After the second round, the names of all participants were unveiled on a large board, with the 145 accepted all-state members listed at the top under “band,” with unaccepted members listed down the board under “alternates,” “honorable mentions” and “other artists.” Scroggs was trying not to get her hopes up, so she read the board from the bottom-up, searching for her name.

Her mother, April Scroggs, read from the top and found her daughter’s name.

“My momma pointed it out to me,” Scroggs said. “I really didn’t expect to make it. I was terrified, very terrified. The audition my sophomore year was a good experience, and I’m glad I went.”

Scroggs is the first student from Loyd Star to make the Mississippi Lions All-State Band. She plans to take her musical talent to the University of Southern Mississippi after graduating as a Hornet, to study music education and possibly pursue a career as a band director.

Loyd Star band director Jeremy Donald is proud of what his top trumpeter and drum major has achieved.

“She’s a hard-working band member, easily one of the hardest-working kids I’ve ever met.”

Scroggs and the Lions flew out of New Orleans to Italy July 3, where they performed in the parade July 6. They’d practiced several 14-hour days prior to the competition parade on a routine that involved marching past the judges’ station, then pivoting back to face them as they performed.

The band worked hard and efficiently together, Scroggs said, and had the routine down just like they wanted it. The only trouble was the changes that came just before the competition — the judges’ station was relocated to the opposite side of the parade route. Eight days of precision practice now had to be reworked, and the band only had 45 minutes to practice.

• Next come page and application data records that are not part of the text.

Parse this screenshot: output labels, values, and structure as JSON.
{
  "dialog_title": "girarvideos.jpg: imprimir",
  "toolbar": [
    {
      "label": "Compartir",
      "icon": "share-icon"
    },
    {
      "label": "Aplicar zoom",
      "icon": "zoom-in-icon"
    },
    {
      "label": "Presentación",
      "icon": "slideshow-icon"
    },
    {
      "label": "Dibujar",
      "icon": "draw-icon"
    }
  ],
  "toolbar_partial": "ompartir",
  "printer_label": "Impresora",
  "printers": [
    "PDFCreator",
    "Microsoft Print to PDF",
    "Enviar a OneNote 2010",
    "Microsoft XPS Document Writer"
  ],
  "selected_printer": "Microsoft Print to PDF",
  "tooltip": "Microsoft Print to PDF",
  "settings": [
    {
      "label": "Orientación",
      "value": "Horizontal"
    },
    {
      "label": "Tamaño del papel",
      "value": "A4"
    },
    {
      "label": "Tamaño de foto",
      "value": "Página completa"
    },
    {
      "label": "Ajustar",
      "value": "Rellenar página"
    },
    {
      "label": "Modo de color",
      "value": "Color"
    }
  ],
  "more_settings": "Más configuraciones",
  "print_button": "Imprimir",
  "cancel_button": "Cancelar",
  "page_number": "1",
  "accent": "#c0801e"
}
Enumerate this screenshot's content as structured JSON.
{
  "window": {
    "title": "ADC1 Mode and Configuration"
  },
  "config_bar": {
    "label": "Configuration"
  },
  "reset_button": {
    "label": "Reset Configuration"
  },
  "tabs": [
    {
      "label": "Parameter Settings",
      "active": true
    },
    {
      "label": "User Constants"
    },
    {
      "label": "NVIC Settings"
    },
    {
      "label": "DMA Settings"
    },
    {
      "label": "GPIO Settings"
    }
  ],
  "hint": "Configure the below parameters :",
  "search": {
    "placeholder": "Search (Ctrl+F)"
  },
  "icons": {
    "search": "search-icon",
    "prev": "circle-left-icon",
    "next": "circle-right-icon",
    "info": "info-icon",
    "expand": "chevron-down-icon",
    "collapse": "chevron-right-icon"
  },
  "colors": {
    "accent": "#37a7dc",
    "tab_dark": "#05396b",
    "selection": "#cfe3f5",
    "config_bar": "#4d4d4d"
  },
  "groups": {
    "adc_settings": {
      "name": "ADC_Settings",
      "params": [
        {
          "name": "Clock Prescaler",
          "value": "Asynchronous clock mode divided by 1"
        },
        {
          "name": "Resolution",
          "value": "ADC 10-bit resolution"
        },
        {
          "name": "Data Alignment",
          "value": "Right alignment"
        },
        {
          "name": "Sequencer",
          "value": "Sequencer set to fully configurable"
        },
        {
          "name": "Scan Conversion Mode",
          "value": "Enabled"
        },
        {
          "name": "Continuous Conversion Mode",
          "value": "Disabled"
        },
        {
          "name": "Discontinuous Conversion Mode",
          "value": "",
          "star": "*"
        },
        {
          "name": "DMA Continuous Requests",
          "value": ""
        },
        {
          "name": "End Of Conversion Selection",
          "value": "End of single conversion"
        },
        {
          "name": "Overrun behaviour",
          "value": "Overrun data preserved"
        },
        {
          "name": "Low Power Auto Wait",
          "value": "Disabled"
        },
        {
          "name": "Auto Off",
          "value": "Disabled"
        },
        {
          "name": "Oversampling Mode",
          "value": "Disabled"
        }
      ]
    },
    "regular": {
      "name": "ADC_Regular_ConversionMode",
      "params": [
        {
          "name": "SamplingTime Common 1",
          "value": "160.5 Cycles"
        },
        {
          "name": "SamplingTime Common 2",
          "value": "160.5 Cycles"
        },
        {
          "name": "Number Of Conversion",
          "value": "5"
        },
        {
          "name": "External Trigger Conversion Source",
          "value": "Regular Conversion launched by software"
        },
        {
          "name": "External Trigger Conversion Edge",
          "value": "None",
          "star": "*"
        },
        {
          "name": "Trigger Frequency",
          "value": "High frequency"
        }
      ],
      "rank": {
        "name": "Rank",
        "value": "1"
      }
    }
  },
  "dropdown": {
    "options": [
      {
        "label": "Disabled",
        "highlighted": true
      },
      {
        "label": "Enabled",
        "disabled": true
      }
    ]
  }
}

“But in this band everybody communicates very well, so we were able to do it,” said Scroggs.

After hours in the parade line waiting their turn to perform — approximately 40 bands played ahead of them — the Mississippi Lions played their 3-minute routine and hoped all of their hard work and last-minute adjustments paid off.

Prior to this year’s competition, the Mississippi band placed first in the competition every year since 2003, except twice — 2008 and 2012 — when the group did not attend the annual convention. Scroggs said the reputation of the band meant they were repeatedly approached for photographs when people saw who they were.

“We were famous for about an hour,” she said.

The next morning winners of the competition were announced during the international Lions Club conference — in meetings the band could not attend. The band members from the Southeast United States’ Magnolia State found out they won in a much-less public way when their director told them the good news — that this year was a repeat top-slot win. It was welcome news to the ears of the teen who’s worked the past couple of years toward this goal.

“We’ve got bragging rights,” Scroggs said, “and that’s pretty cool.”